Pests that attack and destroy buildings and
other structures, clothing, stored food, and
manufactured/processed goods. Examples are
termites, cockroaches, clothes moths, rats, and
STRUCTURAL PEST INSPECTOR
A type of applicator certification or
license for an individual who inspects a
structure for wood-destroying organisms or
conditions conducive to their development.
Plants that germinate in the spring or
summer and complete their life cycle within one
A component of many adjuvants that improves the
spreading, dispersing, and/or wetting properties of a pesticide
1) A plant, animal, or site affected by a
pest. 2) Pest populations that can be controlled
A chemical absorbed and translocated
within a plant or animal.
The plants, animals, structures, areas, or
pests at which the pesticide or other control
method is directed.
The property of a substance or agent able to
produce abnormalities or defects in living human
or animal embryos and fetuses. These defects are
not usually inheritable.
involves applying a treatment action during the
most vulnerable time in the life cycle of the pest or vegetation
with the least impact on natural enemies.
A regulation that establishes the maximum

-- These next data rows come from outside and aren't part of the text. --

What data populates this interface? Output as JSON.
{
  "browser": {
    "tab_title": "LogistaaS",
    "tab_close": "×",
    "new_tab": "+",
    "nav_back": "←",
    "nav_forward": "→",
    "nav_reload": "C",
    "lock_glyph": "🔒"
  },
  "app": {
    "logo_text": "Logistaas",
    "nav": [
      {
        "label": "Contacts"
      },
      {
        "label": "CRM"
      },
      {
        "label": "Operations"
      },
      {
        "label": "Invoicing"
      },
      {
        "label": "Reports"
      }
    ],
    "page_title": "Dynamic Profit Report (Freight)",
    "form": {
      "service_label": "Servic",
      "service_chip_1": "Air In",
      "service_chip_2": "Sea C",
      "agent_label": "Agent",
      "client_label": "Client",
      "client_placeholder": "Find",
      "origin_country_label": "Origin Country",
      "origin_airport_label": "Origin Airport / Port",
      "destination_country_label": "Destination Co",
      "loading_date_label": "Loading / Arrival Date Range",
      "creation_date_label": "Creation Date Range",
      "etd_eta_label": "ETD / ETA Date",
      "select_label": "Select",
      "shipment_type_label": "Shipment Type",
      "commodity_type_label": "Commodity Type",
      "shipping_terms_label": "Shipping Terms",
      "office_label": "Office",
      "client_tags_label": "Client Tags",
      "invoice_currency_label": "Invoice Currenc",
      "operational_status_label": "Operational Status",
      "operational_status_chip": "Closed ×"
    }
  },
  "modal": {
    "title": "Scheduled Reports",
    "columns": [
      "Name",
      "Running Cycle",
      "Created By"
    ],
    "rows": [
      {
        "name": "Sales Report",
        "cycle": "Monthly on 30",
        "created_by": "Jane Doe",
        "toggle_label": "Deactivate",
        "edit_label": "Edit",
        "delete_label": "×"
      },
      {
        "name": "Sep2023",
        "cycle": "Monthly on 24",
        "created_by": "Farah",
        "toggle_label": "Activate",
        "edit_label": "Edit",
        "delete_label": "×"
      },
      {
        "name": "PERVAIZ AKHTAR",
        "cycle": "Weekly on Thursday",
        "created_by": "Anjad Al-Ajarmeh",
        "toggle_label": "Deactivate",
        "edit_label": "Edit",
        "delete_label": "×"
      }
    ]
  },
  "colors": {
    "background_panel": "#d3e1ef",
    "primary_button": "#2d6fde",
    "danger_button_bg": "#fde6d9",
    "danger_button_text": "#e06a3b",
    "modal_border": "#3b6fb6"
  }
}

amount of pesticide residue (active ingredient
or certain metabolites) that may legally remain
in or on a raw agricultural commodity (food or
feed product) at harvest or slaughter.
The property of organisms, including pests,
to withstand a certain degree of stress, such as
pest attack, poor weather, or pesticides.
Poisonous to living organisms.
The degree or extent that a chemical or
substance is poisonous.
A naturally-occurring poison produced by
plants, animals, or microorganisms. Examples are
the venom produced by black widow spiders and
The movement of materials within a plant or
animal from the site of entry. A systemic
pesticide is translocated.
The property that causes a chemical to evaporate.
The higher the vapor pressure, the more volatile the chemical
or faster it will evaporate.
Ultramicroscopic parasites composed of
proteins. Viruses can only multiply in living
tissues and cause many animal and plant
The change of a substance from a liquid or
solid state to a gas at ordinary temperatures
when exposed to air.
An unwanted plant.
An adjuvant used to reduce the surface
tension between a liquid and contact surface for
more thorough coverage.
Plants that germinate in the fall and
complete their life cycle within one year.
Washington State Department of Agriculture.
A regulatory agency that administers the
Washington Pesticide Application Act of 1961 and
the Washington Pesticide Control Act of 1971.